══ INPUT ══

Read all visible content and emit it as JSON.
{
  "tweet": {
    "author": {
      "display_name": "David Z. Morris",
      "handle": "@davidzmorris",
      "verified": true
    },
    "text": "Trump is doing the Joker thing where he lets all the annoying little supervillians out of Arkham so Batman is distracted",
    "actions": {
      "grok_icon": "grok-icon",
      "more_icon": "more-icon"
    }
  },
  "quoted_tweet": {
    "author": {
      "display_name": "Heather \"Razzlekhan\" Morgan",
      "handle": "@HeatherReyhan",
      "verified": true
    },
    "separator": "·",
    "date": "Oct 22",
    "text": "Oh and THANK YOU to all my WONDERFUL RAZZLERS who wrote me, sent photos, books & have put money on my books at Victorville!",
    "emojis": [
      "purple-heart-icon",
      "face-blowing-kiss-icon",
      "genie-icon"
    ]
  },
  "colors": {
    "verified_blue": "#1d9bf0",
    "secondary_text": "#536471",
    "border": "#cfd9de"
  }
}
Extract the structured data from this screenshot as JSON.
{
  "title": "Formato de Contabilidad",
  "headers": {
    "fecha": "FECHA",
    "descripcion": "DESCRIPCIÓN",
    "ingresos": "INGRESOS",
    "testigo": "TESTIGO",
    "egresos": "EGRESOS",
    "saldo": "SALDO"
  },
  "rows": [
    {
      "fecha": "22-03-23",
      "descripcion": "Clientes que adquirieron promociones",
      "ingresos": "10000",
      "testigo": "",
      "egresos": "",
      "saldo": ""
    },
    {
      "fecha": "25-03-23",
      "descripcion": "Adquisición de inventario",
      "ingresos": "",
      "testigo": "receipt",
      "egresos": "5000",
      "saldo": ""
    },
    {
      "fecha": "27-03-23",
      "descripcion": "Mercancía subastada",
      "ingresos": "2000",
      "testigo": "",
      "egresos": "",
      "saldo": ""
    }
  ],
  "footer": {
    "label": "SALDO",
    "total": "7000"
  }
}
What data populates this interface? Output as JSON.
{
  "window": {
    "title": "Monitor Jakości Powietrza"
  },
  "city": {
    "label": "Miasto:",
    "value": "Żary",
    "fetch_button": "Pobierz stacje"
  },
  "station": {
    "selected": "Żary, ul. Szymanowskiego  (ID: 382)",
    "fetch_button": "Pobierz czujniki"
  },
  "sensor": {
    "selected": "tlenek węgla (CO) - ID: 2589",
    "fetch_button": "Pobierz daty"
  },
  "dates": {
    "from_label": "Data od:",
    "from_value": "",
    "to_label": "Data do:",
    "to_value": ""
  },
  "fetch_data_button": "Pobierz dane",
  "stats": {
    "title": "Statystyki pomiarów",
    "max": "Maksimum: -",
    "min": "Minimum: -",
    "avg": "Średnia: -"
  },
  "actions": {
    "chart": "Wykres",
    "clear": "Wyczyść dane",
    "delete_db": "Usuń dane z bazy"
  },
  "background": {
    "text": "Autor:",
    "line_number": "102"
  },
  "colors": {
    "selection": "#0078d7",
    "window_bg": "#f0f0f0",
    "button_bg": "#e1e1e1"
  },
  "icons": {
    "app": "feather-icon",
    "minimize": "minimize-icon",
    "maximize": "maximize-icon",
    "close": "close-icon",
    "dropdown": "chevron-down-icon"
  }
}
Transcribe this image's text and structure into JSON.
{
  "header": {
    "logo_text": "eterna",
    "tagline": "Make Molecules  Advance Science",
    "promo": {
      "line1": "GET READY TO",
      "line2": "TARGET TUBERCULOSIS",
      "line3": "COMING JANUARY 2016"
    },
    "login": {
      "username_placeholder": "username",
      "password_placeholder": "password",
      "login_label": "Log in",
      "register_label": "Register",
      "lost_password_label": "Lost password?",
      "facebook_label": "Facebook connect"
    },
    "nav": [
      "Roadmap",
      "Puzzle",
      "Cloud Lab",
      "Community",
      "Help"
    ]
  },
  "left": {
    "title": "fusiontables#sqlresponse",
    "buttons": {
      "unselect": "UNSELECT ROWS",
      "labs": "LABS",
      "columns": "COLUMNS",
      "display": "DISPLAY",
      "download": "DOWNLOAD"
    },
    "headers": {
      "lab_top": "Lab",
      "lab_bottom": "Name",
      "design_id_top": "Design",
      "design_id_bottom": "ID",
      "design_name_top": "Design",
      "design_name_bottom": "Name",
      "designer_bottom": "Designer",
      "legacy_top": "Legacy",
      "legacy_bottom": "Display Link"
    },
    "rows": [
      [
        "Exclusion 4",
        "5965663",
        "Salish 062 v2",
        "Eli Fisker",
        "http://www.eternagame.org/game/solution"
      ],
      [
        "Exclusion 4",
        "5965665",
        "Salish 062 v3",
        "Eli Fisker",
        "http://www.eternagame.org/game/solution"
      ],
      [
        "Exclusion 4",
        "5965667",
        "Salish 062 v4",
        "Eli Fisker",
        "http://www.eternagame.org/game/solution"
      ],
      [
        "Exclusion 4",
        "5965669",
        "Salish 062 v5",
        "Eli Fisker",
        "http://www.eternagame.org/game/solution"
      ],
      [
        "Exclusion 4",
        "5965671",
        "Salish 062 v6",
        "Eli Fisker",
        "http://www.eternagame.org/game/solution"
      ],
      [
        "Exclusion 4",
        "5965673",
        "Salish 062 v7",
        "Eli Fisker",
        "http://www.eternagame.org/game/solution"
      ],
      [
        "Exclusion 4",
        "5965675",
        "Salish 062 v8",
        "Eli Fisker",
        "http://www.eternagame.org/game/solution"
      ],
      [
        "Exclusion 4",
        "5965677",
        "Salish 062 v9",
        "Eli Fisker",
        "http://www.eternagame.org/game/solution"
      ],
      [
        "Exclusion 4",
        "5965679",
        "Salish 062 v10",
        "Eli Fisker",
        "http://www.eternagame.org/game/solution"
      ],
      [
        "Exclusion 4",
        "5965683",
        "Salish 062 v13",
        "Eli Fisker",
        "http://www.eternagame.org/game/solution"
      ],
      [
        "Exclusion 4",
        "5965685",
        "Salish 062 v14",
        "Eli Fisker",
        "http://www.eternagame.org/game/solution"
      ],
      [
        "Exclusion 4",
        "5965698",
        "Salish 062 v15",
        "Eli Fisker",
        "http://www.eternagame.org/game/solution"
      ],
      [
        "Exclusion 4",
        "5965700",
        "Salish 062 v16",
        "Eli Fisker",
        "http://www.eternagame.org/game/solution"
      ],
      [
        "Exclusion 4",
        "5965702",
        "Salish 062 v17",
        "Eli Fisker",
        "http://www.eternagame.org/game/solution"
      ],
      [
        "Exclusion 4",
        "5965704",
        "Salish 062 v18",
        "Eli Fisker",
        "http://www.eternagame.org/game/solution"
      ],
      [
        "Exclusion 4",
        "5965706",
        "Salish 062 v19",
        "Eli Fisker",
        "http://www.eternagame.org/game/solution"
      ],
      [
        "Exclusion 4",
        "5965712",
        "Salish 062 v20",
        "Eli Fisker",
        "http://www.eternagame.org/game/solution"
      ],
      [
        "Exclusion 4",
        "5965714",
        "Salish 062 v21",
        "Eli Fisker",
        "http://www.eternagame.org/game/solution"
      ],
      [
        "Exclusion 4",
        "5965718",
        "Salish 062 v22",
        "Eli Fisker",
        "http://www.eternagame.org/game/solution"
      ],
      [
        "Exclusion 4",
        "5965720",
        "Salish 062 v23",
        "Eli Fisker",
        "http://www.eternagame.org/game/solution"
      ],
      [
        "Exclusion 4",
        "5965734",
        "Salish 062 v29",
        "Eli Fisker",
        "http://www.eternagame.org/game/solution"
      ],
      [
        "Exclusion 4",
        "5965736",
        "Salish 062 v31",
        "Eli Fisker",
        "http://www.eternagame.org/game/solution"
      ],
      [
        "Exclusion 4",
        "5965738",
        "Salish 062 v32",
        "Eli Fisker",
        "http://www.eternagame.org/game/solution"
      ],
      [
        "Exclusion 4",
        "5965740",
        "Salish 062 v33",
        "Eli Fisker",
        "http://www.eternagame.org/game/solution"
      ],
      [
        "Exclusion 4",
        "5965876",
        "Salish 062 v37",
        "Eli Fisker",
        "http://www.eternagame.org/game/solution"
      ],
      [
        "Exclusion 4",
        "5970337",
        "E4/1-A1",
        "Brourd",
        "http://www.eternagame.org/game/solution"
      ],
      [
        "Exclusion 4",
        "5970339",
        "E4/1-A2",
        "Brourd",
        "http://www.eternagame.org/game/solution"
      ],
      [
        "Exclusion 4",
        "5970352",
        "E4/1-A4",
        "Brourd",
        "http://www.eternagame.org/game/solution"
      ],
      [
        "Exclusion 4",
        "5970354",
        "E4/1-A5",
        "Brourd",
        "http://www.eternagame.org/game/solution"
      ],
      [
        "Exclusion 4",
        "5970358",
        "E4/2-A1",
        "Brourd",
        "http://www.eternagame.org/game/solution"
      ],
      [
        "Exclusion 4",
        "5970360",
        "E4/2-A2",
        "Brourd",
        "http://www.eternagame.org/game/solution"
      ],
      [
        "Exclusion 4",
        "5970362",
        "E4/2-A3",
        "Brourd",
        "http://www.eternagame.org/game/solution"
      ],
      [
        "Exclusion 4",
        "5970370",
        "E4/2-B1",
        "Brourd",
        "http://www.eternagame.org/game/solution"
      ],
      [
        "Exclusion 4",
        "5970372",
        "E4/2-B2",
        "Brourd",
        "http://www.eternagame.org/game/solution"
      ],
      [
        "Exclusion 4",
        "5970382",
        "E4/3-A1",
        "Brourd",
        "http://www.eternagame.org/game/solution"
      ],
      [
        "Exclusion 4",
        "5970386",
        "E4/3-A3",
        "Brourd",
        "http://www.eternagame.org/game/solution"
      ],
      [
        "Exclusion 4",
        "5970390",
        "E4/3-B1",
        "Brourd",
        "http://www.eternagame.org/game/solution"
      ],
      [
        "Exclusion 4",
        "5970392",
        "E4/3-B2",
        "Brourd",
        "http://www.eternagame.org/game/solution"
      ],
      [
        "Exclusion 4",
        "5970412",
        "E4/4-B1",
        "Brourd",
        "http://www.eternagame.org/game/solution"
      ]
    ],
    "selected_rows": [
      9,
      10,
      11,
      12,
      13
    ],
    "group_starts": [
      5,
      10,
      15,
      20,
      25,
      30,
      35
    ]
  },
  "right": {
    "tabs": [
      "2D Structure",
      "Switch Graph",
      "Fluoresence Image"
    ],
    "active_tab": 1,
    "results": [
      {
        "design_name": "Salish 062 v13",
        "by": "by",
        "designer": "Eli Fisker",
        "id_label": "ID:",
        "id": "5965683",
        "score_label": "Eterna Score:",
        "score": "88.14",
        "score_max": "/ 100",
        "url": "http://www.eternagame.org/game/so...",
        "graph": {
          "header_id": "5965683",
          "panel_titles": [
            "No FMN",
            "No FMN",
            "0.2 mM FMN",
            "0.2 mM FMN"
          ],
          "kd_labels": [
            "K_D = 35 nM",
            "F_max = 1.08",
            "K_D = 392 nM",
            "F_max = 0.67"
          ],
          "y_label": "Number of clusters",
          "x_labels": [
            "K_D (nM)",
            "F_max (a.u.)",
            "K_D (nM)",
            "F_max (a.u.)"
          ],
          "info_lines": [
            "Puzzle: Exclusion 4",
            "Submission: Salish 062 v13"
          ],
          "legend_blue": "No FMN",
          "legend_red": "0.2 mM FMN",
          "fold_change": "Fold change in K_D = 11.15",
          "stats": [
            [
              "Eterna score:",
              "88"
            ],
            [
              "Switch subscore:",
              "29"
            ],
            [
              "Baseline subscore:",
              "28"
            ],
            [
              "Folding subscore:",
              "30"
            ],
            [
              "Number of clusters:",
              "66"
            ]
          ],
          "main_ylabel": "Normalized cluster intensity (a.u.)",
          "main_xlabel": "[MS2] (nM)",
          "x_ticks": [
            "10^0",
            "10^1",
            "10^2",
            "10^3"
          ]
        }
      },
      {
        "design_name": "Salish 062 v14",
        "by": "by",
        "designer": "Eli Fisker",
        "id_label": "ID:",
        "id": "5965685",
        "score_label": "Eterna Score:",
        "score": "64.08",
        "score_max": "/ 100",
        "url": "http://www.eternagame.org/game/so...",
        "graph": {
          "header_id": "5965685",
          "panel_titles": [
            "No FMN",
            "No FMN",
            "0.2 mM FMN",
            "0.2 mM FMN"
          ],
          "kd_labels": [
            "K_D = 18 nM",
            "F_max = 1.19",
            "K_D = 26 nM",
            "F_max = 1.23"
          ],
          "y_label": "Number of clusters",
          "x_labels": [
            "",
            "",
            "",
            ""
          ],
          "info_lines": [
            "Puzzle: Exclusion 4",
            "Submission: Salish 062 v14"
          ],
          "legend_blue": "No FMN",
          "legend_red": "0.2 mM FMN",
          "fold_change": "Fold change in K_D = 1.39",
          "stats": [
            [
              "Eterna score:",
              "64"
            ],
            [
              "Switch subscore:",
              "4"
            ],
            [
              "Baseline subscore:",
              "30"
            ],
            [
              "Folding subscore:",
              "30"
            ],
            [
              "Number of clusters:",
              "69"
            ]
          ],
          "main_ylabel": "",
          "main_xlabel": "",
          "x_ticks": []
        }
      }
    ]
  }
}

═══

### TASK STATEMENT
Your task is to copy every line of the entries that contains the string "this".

### RESULT OF THE TASK
Extract the structured data from this screenshot as JSON.
What data populates this interface? Output as JSON.
Transcribe this image's text and structure into JSON.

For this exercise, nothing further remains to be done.